The conversation has been so focused on the environmental impact - the cost - that we've plumb forgot to have the benefits side as part of it too. We've been missing part of the equation this whole entire time. In financial terms we discuss profit as revenue minus cost. It's not just cost. Duh. When deciding if an action is worth the effort, we need to have a bigger frame for deciding whether it has value. Instead of saying "there's a cost never do it", we should be saying to ourselves "does the benefit outweigh the cost? is it a good value?"
How does this translate into corporate sustainability? Not quite yet but thankfully it's already starting to. It's just not widespread yet (that's where you come in..spread the good word my people!) There's a growing movement for Net Positive, meaning does the company replenish the resources it uses and create a positive impact on society and the planet. To use the metaphorical language of the space, is the "handprint" of positive impact bigger than the "footprint". In other words, do the benefits outweigh the cost?
Here's the thing I can tell you that this conversation unlocks....AMAZING possibilities. So much more is on the table in this conversation, and more options mean that corporations can find the most impactful ways to activate in the ways that have value to the business too. In energy and carbon the conversation opens up not just to investments and offsets for renewable energy, but even more interestingly, to the carbon reductions enabled by the company's product or service. When it's used by customers, do their footprints shrink too? (Full disclosure of my bias, there's proof in the mobile technology space that it does...enables 10x the reduction!) Sometimes this net positive impact can be beneficial to the direct bottom line...I love the Coca-Cola example of water replenishment (first in the Fortune 500 to achieve 1-for-1 replacement of water used). When your product needs at its most central the use water, efficiency can only take you so far. So full replenishment achieved is awesome by any measure, and in this case, is not just net positive (yay) but helps ensure their operations can stay in the existing locations and watersheds by sustaining the water available locally.

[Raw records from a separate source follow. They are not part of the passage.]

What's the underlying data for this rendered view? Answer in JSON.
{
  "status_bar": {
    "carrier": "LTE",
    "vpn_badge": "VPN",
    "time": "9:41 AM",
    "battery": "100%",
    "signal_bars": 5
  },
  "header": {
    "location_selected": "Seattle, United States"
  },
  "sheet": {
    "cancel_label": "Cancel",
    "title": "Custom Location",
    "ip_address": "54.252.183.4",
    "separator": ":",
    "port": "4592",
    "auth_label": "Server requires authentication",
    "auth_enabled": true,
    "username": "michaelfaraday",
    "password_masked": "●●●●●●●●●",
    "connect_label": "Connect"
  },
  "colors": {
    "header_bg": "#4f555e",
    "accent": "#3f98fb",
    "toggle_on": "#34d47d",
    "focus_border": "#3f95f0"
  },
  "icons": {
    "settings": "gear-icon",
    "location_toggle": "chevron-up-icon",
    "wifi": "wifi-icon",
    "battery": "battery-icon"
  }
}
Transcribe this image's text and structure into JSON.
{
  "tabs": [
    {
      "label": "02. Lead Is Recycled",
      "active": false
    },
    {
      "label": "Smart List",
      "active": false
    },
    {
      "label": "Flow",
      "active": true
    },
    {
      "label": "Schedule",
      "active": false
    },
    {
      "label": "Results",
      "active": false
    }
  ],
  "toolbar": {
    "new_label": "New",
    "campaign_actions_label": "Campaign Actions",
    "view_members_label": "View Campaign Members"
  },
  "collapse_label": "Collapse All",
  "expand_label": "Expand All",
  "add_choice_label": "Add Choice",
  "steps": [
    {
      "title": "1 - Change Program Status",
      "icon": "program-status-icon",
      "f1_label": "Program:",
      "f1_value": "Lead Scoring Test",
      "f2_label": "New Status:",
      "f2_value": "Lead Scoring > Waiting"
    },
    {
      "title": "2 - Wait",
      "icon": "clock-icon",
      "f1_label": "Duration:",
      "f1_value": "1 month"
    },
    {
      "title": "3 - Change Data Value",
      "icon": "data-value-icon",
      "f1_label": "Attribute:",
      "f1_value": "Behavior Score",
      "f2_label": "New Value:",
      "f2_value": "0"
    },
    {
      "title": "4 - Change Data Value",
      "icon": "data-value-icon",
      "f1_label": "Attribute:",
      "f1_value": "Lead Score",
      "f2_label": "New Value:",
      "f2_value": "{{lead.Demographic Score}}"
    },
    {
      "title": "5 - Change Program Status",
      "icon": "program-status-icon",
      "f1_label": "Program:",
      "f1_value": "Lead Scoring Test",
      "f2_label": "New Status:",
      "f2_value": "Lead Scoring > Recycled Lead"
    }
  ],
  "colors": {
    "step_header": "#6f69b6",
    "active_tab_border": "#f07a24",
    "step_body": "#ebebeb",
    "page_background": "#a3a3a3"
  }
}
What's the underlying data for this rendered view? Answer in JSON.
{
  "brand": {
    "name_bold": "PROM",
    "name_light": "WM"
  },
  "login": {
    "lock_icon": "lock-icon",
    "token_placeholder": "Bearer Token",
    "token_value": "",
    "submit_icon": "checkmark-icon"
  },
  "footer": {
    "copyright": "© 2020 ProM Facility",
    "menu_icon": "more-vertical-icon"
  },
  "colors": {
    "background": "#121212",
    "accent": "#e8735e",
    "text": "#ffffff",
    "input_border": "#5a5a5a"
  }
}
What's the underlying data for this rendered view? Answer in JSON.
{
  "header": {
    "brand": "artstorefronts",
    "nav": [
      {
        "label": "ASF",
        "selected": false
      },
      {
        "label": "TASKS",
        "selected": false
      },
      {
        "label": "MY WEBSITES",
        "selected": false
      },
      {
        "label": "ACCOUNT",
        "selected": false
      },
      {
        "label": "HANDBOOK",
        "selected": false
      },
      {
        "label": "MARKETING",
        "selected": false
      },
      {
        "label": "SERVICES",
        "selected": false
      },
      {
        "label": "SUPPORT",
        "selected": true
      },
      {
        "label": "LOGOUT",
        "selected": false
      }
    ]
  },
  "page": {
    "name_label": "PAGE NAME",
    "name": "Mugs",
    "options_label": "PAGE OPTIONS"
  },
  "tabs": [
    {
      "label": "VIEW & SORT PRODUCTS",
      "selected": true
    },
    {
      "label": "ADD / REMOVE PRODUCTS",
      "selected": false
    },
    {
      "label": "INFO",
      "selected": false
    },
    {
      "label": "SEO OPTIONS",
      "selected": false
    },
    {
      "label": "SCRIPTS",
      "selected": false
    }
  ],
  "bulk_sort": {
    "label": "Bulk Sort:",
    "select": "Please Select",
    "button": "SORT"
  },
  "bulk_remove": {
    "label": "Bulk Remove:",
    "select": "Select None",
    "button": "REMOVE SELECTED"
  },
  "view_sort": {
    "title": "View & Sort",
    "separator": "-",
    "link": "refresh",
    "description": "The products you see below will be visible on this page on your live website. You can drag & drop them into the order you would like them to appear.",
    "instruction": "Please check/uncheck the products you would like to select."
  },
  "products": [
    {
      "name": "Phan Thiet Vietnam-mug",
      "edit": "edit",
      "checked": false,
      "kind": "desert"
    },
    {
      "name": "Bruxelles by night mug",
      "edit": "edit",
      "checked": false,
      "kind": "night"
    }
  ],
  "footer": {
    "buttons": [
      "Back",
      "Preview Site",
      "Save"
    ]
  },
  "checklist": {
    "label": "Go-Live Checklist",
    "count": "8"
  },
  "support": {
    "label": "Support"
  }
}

My theory is this: some companies have adopted sustainability whole-heartedly and some have not. Most are in the vast middle struggling to "make it work people." So why don't environmental NGOs and all stakeholders make the conversation easier? Instead of always hitting corporate with "the stick" inducing fear and shame and walls...why don't they ask corporates whether they are having more benefits than they are costing the planet? Tapping into the similarity of the profit equation means leveraging the language corporates speak already, all the time (hello quarterly reports to the street). Let's use it. What if we stopped treating the conversation as adversarial (aka "swimming upstream" or "against the tide"...pick your metaphor) and instead engaged in this much more interesting conversation that started embracing the strength of markets and corporates to leverage their collective power.
So have I convinced you on the power of Net Positive? You're now an EXPERT on the next wave of corporate sustainability while it's still way off on the horizon...but you can see this awesome set coming in now yeah? :) Take this knowledge with you into your day-to-day whether at work, play or home!
And don't forget to leave a comment and let me know...should I keep doing posts like this? I'm just so glad you're still reading this and want to make sure I deliver on what you want.